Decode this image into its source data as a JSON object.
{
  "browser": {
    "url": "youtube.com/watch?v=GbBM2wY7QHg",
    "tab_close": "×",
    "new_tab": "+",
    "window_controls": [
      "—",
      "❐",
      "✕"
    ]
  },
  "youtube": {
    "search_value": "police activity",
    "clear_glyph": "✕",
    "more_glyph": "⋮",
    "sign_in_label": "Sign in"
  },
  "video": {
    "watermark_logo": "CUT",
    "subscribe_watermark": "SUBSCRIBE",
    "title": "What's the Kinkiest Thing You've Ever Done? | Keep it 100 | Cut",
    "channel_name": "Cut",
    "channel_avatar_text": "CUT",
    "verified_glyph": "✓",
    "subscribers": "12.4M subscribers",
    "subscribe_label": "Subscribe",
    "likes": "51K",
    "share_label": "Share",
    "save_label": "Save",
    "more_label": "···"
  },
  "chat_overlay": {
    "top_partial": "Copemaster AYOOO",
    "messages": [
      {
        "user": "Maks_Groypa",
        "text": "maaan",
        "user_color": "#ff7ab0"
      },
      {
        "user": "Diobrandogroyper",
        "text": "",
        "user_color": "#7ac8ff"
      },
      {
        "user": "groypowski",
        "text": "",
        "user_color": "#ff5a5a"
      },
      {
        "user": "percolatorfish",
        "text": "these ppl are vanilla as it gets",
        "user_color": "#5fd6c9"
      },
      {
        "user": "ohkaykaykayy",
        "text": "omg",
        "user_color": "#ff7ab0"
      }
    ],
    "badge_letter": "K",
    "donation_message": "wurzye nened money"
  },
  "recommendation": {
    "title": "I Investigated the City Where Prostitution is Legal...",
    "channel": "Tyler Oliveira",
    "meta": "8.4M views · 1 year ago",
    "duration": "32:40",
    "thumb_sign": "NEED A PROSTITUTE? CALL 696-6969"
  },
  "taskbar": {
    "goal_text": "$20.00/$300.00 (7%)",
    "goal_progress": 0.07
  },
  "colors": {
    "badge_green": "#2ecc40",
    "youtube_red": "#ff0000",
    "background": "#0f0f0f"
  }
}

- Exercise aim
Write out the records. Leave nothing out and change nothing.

- Reply to the exercise
Decode this image into its source data as a JSON object.
{
  "browser": {
    "url": "youtube.com/watch?v=GbBM2wY7QHg",
    "tab_close": "×",
    "new_tab": "+",
    "window_controls": [
      "—",
      "❐",
      "✕"
    ]
  },
  "youtube": {
    "search_value": "police activity",
    "clear_glyph": "✕",
    "more_glyph": "⋮",
    "sign_in_label": "Sign in"
  },
  "video": {
    "watermark_logo": "CUT",
    "subscribe_watermark": "SUBSCRIBE",
    "title": "What's the Kinkiest Thing You've Ever Done? | Keep it 100 | Cut",
    "channel_name": "Cut",
    "channel_avatar_text": "CUT",
    "verified_glyph": "✓",
    "subscribers": "12.4M subscribers",
    "subscribe_label": "Subscribe",
    "likes": "51K",
    "share_label": "Share",
    "save_label": "Save",
    "more_label": "···"
  },
  "chat_overlay": {
    "top_partial": "Copemaster AYOOO",
    "messages": [
      {
        "user": "Maks_Groypa",
        "text": "maaan",
        "user_color": "#ff7ab0"
      },
      {
        "user": "Diobrandogroyper",
        "text": "",
        "user_color": "#7ac8ff"
      },
      {
        "user": "groypowski",
        "text": "",
        "user_color": "#ff5a5a"
      },
      {
        "user": "percolatorfish",
        "text": "these ppl are vanilla as it gets",
        "user_color": "#5fd6c9"
      },
      {
        "user": "ohkaykaykayy",
        "text": "omg",
        "user_color": "#ff7ab0"
      }
    ],
    "badge_letter": "K",
    "donation_message": "wurzye nened money"
  },
  "recommendation": {
    "title": "I Investigated the City Where Prostitution is Legal...",
    "channel": "Tyler Oliveira",
    "meta": "8.4M views · 1 year ago",
    "duration": "32:40",
    "thumb_sign": "NEED A PROSTITUTE? CALL 696-6969"
  },
  "taskbar": {
    "goal_text": "$20.00/$300.00 (7%)",
    "goal_progress": 0.07
  },
  "colors": {
    "badge_green": "#2ecc40",
    "youtube_red": "#ff0000",
    "background": "#0f0f0f"
  }
}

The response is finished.